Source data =
******************************
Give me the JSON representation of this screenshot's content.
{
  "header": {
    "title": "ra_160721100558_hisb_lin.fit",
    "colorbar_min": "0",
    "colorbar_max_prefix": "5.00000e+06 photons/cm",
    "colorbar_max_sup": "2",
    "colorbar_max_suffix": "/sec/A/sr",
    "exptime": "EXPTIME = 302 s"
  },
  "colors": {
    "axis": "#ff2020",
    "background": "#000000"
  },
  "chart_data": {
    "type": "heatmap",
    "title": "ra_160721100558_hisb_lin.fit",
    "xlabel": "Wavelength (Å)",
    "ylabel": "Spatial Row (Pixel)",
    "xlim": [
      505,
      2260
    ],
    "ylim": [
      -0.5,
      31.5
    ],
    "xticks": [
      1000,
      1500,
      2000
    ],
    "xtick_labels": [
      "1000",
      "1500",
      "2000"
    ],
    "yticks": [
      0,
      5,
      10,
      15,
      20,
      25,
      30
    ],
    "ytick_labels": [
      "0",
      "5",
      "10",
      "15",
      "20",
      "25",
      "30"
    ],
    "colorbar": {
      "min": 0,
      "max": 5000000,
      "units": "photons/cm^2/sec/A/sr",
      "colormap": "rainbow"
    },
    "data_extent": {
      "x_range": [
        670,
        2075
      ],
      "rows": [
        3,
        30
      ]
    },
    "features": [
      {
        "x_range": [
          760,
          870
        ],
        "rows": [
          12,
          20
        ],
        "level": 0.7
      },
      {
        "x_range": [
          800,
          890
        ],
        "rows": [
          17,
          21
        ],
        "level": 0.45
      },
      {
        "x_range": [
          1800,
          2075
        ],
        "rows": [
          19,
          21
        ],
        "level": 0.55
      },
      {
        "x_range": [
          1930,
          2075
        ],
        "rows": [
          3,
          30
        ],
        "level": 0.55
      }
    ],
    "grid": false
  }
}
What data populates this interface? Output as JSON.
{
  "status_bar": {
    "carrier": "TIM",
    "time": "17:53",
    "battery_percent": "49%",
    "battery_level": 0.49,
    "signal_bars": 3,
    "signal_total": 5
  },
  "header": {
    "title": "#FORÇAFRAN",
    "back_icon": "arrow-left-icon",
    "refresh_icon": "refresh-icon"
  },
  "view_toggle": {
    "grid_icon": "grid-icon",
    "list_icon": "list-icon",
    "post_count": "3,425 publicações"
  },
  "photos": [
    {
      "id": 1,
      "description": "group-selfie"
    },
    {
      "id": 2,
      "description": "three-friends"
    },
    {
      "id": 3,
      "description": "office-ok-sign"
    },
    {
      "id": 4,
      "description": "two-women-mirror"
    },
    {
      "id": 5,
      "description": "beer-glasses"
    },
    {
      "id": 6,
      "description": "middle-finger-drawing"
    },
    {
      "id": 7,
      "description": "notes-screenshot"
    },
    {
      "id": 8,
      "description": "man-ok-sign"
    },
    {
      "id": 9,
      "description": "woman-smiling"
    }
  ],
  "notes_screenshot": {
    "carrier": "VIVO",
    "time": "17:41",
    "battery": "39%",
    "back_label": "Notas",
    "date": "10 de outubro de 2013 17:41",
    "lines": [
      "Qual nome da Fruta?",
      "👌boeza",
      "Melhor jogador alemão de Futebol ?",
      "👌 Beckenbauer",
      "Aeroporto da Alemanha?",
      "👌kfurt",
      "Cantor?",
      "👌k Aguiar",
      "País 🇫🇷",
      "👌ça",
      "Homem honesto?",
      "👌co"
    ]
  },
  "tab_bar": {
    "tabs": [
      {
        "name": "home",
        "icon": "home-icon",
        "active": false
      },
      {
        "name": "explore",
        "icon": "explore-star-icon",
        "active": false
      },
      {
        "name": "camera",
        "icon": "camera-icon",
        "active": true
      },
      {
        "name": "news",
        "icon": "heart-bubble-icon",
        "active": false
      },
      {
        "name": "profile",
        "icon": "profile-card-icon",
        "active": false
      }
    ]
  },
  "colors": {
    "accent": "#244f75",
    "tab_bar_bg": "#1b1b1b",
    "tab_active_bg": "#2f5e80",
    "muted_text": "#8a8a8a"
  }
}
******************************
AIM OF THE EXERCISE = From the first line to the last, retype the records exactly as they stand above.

FINAL ANSWER =
Give me the JSON representation of this screenshot's content.
{
  "header": {
    "title": "ra_160721100558_hisb_lin.fit",
    "colorbar_min": "0",
    "colorbar_max_prefix": "5.00000e+06 photons/cm",
    "colorbar_max_sup": "2",
    "colorbar_max_suffix": "/sec/A/sr",
    "exptime": "EXPTIME = 302 s"
  },
  "colors": {
    "axis": "#ff2020",
    "background": "#000000"
  },
  "chart_data": {
    "type": "heatmap",
    "title": "ra_160721100558_hisb_lin.fit",
    "xlabel": "Wavelength (Å)",
    "ylabel": "Spatial Row (Pixel)",
    "xlim": [
      505,
      2260
    ],
    "ylim": [
      -0.5,
      31.5
    ],
    "xticks": [
      1000,
      1500,
      2000
    ],
    "xtick_labels": [
      "1000",
      "1500",
      "2000"
    ],
    "yticks": [
      0,
      5,
      10,
      15,
      20,
      25,
      30
    ],
    "ytick_labels": [
      "0",
      "5",
      "10",
      "15",
      "20",
      "25",
      "30"
    ],
    "colorbar": {
      "min": 0,
      "max": 5000000,
      "units": "photons/cm^2/sec/A/sr",
      "colormap": "rainbow"
    },
    "data_extent": {
      "x_range": [
        670,
        2075
      ],
      "rows": [
        3,
        30
      ]
    },
    "features": [
      {
        "x_range": [
          760,
          870
        ],
        "rows": [
          12,
          20
        ],
        "level": 0.7
      },
      {
        "x_range": [
          800,
          890
        ],
        "rows": [
          17,
          21
        ],
        "level": 0.45
      },
      {
        "x_range": [
          1800,
          2075
        ],
        "rows": [
          19,
          21
        ],
        "level": 0.55
      },
      {
        "x_range": [
          1930,
          2075
        ],
        "rows": [
          3,
          30
        ],
        "level": 0.55
      }
    ],
    "grid": false
  }
}
What data populates this interface? Output as JSON.
{
  "status_bar": {
    "carrier": "TIM",
    "time": "17:53",
    "battery_percent": "49%",
    "battery_level": 0.49,
    "signal_bars": 3,
    "signal_total": 5
  },
  "header": {
    "title": "#FORÇAFRAN",
    "back_icon": "arrow-left-icon",
    "refresh_icon": "refresh-icon"
  },
  "view_toggle": {
    "grid_icon": "grid-icon",
    "list_icon": "list-icon",
    "post_count": "3,425 publicações"
  },
  "photos": [
    {
      "id": 1,
      "description": "group-selfie"
    },
    {
      "id": 2,
      "description": "three-friends"
    },
    {
      "id": 3,
      "description": "office-ok-sign"
    },
    {
      "id": 4,
      "description": "two-women-mirror"
    },
    {
      "id": 5,
      "description": "beer-glasses"
    },
    {
      "id": 6,
      "description": "middle-finger-drawing"
    },
    {
      "id": 7,
      "description": "notes-screenshot"
    },
    {
      "id": 8,
      "description": "man-ok-sign"
    },
    {
      "id": 9,
      "description": "woman-smiling"
    }
  ],
  "notes_screenshot": {
    "carrier": "VIVO",
    "time": "17:41",
    "battery": "39%",
    "back_label": "Notas",
    "date": "10 de outubro de 2013 17:41",
    "lines": [
      "Qual nome da Fruta?",
      "👌boeza",
      "Melhor jogador alemão de Futebol ?",
      "👌 Beckenbauer",
      "Aeroporto da Alemanha?",
      "👌kfurt",
      "Cantor?",
      "👌k Aguiar",
      "País 🇫🇷",
      "👌ça",
      "Homem honesto?",
      "👌co"
    ]
  },
  "tab_bar": {
    "tabs": [
      {
        "name": "home",
        "icon": "home-icon",
        "active": false
      },
      {
        "name": "explore",
        "icon": "explore-star-icon",
        "active": false
      },
      {
        "name": "camera",
        "icon": "camera-icon",
        "active": true
      },
      {
        "name": "news",
        "icon": "heart-bubble-icon",
        "active": false
      },
      {
        "name": "profile",
        "icon": "profile-card-icon",
        "active": false
      }
    ]
  },
  "colors": {
    "accent": "#244f75",
    "tab_bar_bg": "#1b1b1b",
    "tab_active_bg": "#2f5e80",
    "muted_text": "#8a8a8a"
  }
}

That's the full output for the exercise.